Having a very clearly laid out role and deliverables is important for any job function. It is also basic good management to regularly review expectations for a role and evolve. A good sales ops person should prioritize efficiency. You should look at the process and the workflow today, and figure out ways to make that process more efficient tomorrow. Any time spent creating efficiencies is absolutely worth it.
The biggest difference is whether you’re building the role from the ground up, coming in as the first person to build the sales ops function in a company vs. taking over an existing sales ops role. If you’re joining an existing team, take time to understand how things are being done today and then try and figure out how you can make it easier, more automated, and cleaner. Make sure you’re not burning out your audience with too much reporting that will quickly become meaningless. The whole point is always to think about how you can drive change and help improve the company’s position and performance.

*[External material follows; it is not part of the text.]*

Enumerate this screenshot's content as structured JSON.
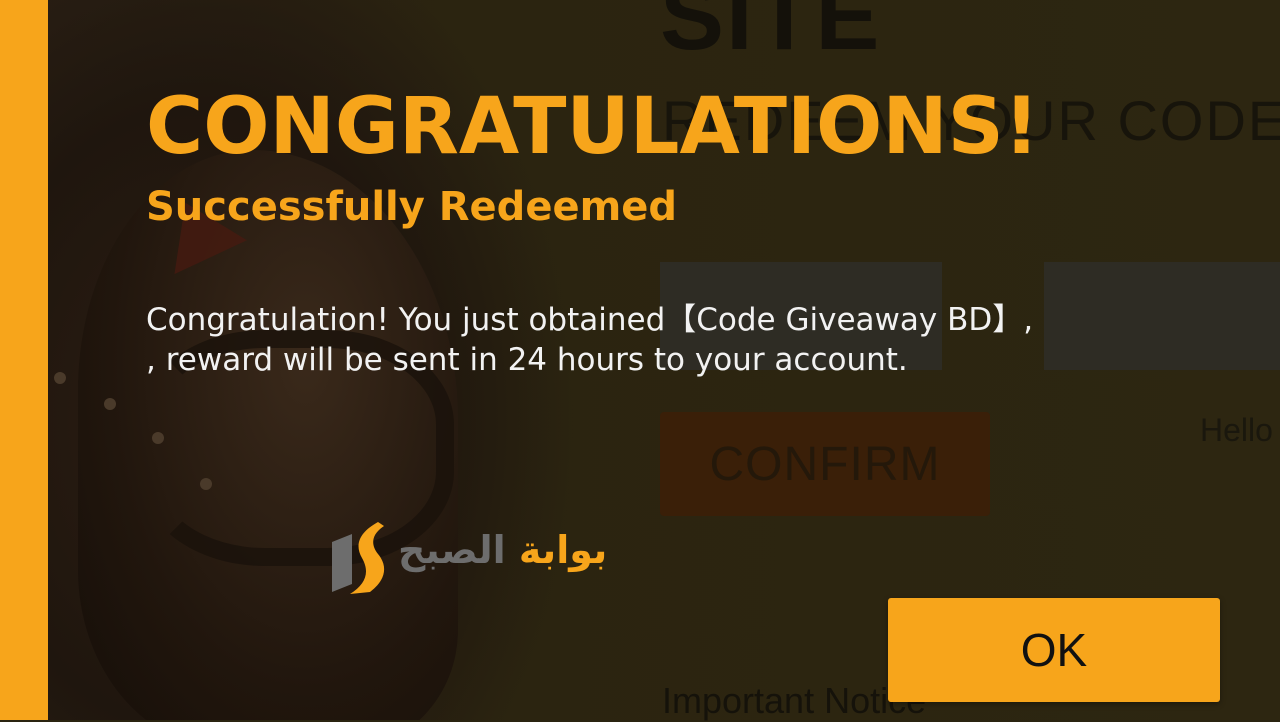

- How can sales ops effectively communicate data to the C-suite and push for change? How can this role become more empowered within the organization?
You have to start with the end goal in mind. The goal is to help the company grow and sales ops is in a terrific position to do that. Sales ops can help senior management have greater confidence in the sales process by helping the sales organization evolve towards more consistency in activities and results. Sales ops can help sales management decrease sale cycles, improve their lead conversion rates, reduce the cost of customer acquisition, and make the sales organization more tightly incentivized to the goals of the company. You can drive a lot of that by studying benchmarks of successful peer organizations, and bringing that credible justification to the C-suite. They will be very happy because that’s exactly what they’re looking for. The goal of leadership is to grow revenue, build the asset of the company, and be more efficient while doing it — and sales ops, again, is in a great position to support those goals.
- Where do you see sales ops changing in the future? How will this business role continue to evolve?
I think sales ops will become more iterative, delivering an analysis feedback loop to sales to help sales iterate on the sales process and constantly improve. Just like development has moved to agile development, sales will become more agile about fine tuning its assumptions and processes based on data provided by sales ops. In addition, sales ops will continue to develop greater capabilities to do predictive analysis for sales and marketing. By applying basic statistical modelling to the raw data, sales ops can predict conversion rates, sales cycles, quota attainment, and forecasts with more accuracy than ever before. As I said before, SaaS is a numbers driven business and the companies using the data to their advantage will be the most successful.
If you’d like to learn more about Lauren Kelley and OPEXEngine, visit https://www.opexengine.com/.